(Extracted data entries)
■ ■ ■ ■
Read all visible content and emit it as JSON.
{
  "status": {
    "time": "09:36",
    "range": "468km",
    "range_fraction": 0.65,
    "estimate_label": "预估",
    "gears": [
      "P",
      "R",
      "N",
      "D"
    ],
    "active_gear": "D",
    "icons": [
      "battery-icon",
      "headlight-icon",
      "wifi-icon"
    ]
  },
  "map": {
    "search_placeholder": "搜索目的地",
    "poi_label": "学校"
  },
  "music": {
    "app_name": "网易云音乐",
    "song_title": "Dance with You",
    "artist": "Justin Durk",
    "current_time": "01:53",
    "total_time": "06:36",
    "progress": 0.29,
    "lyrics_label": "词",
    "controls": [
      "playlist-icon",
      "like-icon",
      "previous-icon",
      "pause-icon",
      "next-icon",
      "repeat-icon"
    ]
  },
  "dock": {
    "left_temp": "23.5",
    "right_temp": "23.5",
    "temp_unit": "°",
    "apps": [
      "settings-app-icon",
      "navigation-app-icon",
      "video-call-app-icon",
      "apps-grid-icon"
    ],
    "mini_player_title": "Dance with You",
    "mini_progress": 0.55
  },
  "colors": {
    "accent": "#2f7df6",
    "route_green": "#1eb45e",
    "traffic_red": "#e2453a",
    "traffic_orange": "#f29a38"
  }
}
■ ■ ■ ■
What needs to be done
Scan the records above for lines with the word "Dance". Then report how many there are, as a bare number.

Answer box
2